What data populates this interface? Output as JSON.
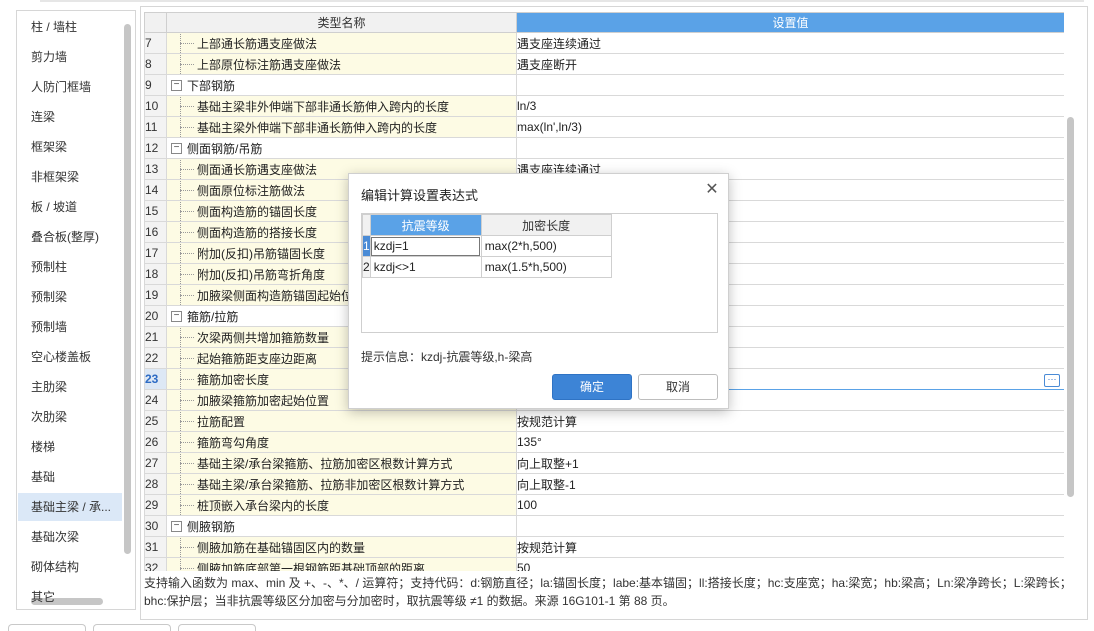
{
  "sidebar": {
    "items": [
      {
        "label": "柱 / 墙柱"
      },
      {
        "label": "剪力墙"
      },
      {
        "label": "人防门框墙"
      },
      {
        "label": "连梁"
      },
      {
        "label": "框架梁"
      },
      {
        "label": "非框架梁"
      },
      {
        "label": "板 / 坡道"
      },
      {
        "label": "叠合板(整厚)"
      },
      {
        "label": "预制柱"
      },
      {
        "label": "预制梁"
      },
      {
        "label": "预制墙"
      },
      {
        "label": "空心楼盖板"
      },
      {
        "label": "主肋梁"
      },
      {
        "label": "次肋梁"
      },
      {
        "label": "楼梯"
      },
      {
        "label": "基础"
      },
      {
        "label": "基础主梁 / 承..."
      },
      {
        "label": "基础次梁"
      },
      {
        "label": "砌体结构"
      },
      {
        "label": "其它"
      }
    ],
    "active_index": 16
  },
  "grid": {
    "columns": {
      "name": "类型名称",
      "value": "设置值"
    },
    "rows": [
      {
        "num": "7",
        "name": "上部通长筋遇支座做法",
        "value": "遇支座连续通过",
        "section": false
      },
      {
        "num": "8",
        "name": "上部原位标注筋遇支座做法",
        "value": "遇支座断开",
        "section": false
      },
      {
        "num": "9",
        "name": "下部钢筋",
        "value": "",
        "section": true
      },
      {
        "num": "10",
        "name": "基础主梁非外伸端下部非通长筋伸入跨内的长度",
        "value": "ln/3",
        "section": false
      },
      {
        "num": "11",
        "name": "基础主梁外伸端下部非通长筋伸入跨内的长度",
        "value": "max(ln',ln/3)",
        "section": false
      },
      {
        "num": "12",
        "name": "侧面钢筋/吊筋",
        "value": "",
        "section": true
      },
      {
        "num": "13",
        "name": "侧面通长筋遇支座做法",
        "value": "遇支座连续通过",
        "section": false
      },
      {
        "num": "14",
        "name": "侧面原位标注筋做法",
        "value": "",
        "section": false
      },
      {
        "num": "15",
        "name": "侧面构造筋的锚固长度",
        "value": "",
        "section": false
      },
      {
        "num": "16",
        "name": "侧面构造筋的搭接长度",
        "value": "",
        "section": false
      },
      {
        "num": "17",
        "name": "附加(反扣)吊筋锚固长度",
        "value": "",
        "section": false
      },
      {
        "num": "18",
        "name": "附加(反扣)吊筋弯折角度",
        "value": "",
        "section": false
      },
      {
        "num": "19",
        "name": "加腋梁侧面构造筋锚固起始位置",
        "value": "",
        "section": false
      },
      {
        "num": "20",
        "name": "箍筋/拉筋",
        "value": "",
        "section": true
      },
      {
        "num": "21",
        "name": "次梁两侧共增加箍筋数量",
        "value": "",
        "section": false
      },
      {
        "num": "22",
        "name": "起始箍筋距支座边距离",
        "value": "",
        "section": false
      },
      {
        "num": "23",
        "name": "箍筋加密长度",
        "value": "",
        "section": false,
        "selected": true
      },
      {
        "num": "24",
        "name": "加腋梁箍筋加密起始位置",
        "value": "",
        "section": false
      },
      {
        "num": "25",
        "name": "拉筋配置",
        "value": "按规范计算",
        "section": false
      },
      {
        "num": "26",
        "name": "箍筋弯勾角度",
        "value": "135°",
        "section": false
      },
      {
        "num": "27",
        "name": "基础主梁/承台梁箍筋、拉筋加密区根数计算方式",
        "value": "向上取整+1",
        "section": false
      },
      {
        "num": "28",
        "name": "基础主梁/承台梁箍筋、拉筋非加密区根数计算方式",
        "value": "向上取整-1",
        "section": false
      },
      {
        "num": "29",
        "name": "桩顶嵌入承台梁内的长度",
        "value": "100",
        "section": false
      },
      {
        "num": "30",
        "name": "侧腋钢筋",
        "value": "",
        "section": true
      },
      {
        "num": "31",
        "name": "侧腋加筋在基础锚固区内的数量",
        "value": "按规范计算",
        "section": false
      },
      {
        "num": "32",
        "name": "侧腋加筋底部第一根钢筋距基础顶部的距离",
        "value": "50",
        "section": false
      }
    ],
    "collapse_glyph": "−",
    "ellipsis_glyph": "···"
  },
  "hint_text": "支持输入函数为 max、min 及 +、-、*、/ 运算符；支持代码：d:钢筋直径；la:锚固长度；labe:基本锚固；ll:搭接长度；hc:支座宽；ha:梁宽；hb:梁高；Ln:梁净跨长；L:梁跨长；bhc:保护层；当非抗震等级区分加密与分加密时，取抗震等级 ≠1 的数据。来源 16G101-1 第 88 页。",
  "dialog": {
    "title": "编辑计算设置表达式",
    "close_glyph": "✕",
    "columns": {
      "grade": "抗震等级",
      "length": "加密长度"
    },
    "rows": [
      {
        "num": "1",
        "grade": "kzdj=1",
        "length": "max(2*h,500)"
      },
      {
        "num": "2",
        "grade": "kzdj<>1",
        "length": "max(1.5*h,500)"
      }
    ],
    "hint": "提示信息：kzdj-抗震等级,h-梁高",
    "ok_label": "确定",
    "cancel_label": "取消"
  },
  "colors": {
    "accent": "#5aa2e7",
    "ok_button": "#3d84d6",
    "name_cell": "#fdfbe4"
  }
}
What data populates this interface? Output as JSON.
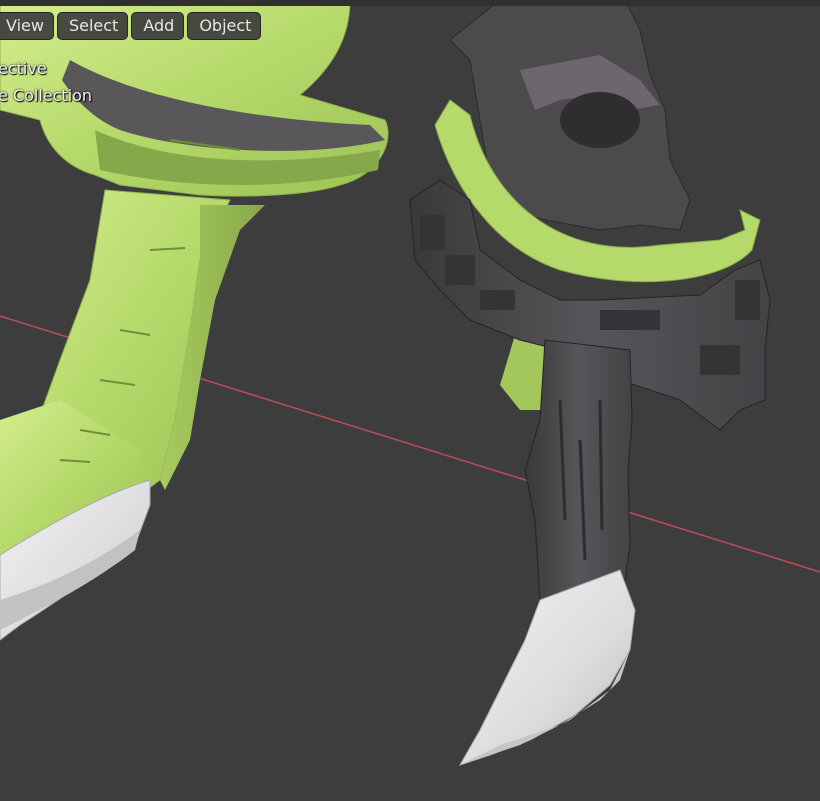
{
  "header": {
    "menu": [
      {
        "id": "view",
        "label": "View"
      },
      {
        "id": "select",
        "label": "Select"
      },
      {
        "id": "add",
        "label": "Add"
      },
      {
        "id": "object",
        "label": "Object"
      }
    ]
  },
  "overlay": {
    "view_mode": "ective",
    "collection": "e Collection"
  },
  "colors": {
    "viewport_bg": "#3d3d3d",
    "x_axis": "#b84a57",
    "model_green": "#b6d96b",
    "model_dark": "#4f4b4d",
    "blade_white": "#e9e9ea"
  }
}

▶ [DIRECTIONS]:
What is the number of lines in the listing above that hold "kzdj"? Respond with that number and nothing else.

▶ [RESPONSE]:
3